The door slams and there’s a thud as he drops his lacrosse bag. Five seconds.
I rush by Mom and nearly spill my juice. I sprint full tilt for the stairs and boom!
My juice goes flying out of my hand as Markus slams me against the banister. He pushes his lacrosse stick hard against my chest. I’m pinned—and covered in OJ.
“Boys!” Mom barks. “Not in the house!”
I struggle against him, but Markus is stronger. He’s always been stronger. I wait for him to yell at me, but he doesn’t. There’s a smirk on his face.
“Look at this, Nick,” he says. “I guess I’m feeling better.”
I push with all my might and he lets me go.
He laughs. “You said I was sick?”
I say nothing and start to head upstairs. I don’t need him making me feel more embarrassed than I already do.
“Relax, Nick,” he says. “I told her I was.”
I stop a couple of steps up and look at him. “Was what?”
He stands there in the middle of the front hall, grinning. “Sick. I told Lindy I had a stomachache and left practice to get some Tums.”
My stress melts away instantly. Lindy doesn’t know I lied.
“Wanted to get her aloooooone?” he says, puckering his lips.
“Who?” asks Mom, peeking out from the kitchen. “Who is he getting alone?”
“No one,” I say.
“No one,” agrees Markus.
Mom isn’t that interested anyway. She throws a dishtowel at Markus. “Why are you so late?
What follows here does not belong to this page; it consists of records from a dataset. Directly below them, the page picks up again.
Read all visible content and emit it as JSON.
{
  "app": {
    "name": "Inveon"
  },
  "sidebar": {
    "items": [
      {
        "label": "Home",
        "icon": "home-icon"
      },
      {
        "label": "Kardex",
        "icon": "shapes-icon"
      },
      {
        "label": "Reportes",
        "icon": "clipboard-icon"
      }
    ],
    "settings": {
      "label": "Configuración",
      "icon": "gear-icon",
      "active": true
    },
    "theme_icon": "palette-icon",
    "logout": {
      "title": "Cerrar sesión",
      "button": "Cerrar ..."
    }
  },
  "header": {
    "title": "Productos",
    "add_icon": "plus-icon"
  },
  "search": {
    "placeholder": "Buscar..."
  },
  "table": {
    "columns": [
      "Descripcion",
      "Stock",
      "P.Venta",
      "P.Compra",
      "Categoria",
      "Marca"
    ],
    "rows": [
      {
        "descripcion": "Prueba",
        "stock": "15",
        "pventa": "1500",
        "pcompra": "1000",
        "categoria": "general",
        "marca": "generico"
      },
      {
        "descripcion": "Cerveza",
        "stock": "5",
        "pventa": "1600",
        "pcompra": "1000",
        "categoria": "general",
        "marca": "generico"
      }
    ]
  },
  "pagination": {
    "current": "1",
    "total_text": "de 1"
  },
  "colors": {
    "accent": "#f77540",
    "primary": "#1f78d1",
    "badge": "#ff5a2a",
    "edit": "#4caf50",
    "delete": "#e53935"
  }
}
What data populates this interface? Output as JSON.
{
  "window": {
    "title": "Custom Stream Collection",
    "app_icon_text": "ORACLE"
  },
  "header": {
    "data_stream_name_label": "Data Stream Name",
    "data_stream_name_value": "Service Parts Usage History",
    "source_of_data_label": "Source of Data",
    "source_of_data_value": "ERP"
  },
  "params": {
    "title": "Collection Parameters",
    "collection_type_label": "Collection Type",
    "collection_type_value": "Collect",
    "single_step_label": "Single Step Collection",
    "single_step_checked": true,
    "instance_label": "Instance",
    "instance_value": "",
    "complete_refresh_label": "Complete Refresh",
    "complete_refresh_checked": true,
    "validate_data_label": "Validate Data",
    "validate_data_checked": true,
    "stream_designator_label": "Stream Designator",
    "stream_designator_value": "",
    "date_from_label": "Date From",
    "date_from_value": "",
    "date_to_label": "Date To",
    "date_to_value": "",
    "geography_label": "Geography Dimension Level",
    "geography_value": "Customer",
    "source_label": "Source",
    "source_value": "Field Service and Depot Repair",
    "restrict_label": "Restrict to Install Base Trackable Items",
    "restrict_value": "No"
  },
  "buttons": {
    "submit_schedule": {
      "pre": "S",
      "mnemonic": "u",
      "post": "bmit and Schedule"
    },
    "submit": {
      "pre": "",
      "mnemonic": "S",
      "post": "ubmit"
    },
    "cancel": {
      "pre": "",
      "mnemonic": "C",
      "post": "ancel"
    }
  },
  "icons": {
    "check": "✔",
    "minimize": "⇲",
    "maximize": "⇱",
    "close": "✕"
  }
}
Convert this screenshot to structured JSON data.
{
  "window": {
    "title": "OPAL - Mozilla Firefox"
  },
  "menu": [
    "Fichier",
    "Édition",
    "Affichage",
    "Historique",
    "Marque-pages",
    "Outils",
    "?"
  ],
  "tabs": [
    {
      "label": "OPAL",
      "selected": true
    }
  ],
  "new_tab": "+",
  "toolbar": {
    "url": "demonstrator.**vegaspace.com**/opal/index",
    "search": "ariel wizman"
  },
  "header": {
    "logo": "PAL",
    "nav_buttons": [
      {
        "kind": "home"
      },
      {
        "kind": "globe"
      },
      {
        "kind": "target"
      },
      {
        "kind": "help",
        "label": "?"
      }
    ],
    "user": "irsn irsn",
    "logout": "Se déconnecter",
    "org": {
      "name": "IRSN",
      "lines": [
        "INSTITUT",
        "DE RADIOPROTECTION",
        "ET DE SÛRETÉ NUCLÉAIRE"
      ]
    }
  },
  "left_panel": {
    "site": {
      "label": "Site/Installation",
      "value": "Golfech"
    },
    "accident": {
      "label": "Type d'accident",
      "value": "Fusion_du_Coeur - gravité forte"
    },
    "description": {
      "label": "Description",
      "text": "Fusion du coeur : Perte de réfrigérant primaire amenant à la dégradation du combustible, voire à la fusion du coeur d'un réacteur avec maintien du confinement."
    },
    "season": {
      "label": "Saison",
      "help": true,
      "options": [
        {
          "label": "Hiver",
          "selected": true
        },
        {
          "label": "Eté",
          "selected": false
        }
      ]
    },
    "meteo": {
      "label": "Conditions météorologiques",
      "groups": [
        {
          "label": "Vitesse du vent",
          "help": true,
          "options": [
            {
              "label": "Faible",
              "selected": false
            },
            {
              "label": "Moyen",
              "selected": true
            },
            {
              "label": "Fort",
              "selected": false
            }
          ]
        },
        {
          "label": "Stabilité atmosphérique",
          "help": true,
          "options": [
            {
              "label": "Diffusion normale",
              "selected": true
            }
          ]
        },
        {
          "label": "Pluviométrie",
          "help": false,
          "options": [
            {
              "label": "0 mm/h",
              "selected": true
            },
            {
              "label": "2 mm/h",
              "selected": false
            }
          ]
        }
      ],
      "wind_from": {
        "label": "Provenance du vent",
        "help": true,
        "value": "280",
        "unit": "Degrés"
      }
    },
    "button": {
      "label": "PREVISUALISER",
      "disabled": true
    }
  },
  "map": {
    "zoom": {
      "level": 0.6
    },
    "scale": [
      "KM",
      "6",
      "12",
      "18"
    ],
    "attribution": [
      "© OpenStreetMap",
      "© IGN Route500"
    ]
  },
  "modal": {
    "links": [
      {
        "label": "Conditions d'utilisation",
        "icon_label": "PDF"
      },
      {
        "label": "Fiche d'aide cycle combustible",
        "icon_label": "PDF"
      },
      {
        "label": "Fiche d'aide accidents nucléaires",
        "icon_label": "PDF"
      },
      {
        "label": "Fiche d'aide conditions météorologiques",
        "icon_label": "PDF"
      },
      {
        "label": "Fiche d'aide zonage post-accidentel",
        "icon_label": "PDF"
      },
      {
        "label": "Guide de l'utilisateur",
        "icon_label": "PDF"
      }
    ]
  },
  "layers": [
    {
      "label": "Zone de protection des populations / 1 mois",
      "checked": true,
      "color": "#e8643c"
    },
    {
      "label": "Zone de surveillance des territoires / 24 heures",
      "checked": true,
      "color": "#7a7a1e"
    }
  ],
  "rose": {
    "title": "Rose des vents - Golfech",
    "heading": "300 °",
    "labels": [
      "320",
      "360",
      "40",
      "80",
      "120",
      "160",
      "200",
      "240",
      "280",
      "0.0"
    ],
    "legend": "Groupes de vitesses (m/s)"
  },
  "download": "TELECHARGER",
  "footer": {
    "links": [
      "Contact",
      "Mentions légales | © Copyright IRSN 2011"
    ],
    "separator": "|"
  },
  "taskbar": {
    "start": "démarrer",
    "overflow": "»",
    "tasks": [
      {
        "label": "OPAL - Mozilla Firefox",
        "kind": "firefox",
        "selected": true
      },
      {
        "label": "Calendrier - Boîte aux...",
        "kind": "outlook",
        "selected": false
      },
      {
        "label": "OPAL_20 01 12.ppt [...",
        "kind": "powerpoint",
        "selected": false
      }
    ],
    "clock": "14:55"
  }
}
I was expecting you a half hour ago.”
Markus kicks off his sandals and starts to sop up the spilled juice. “Had to talk to Coach.”
“About what? Provincials?”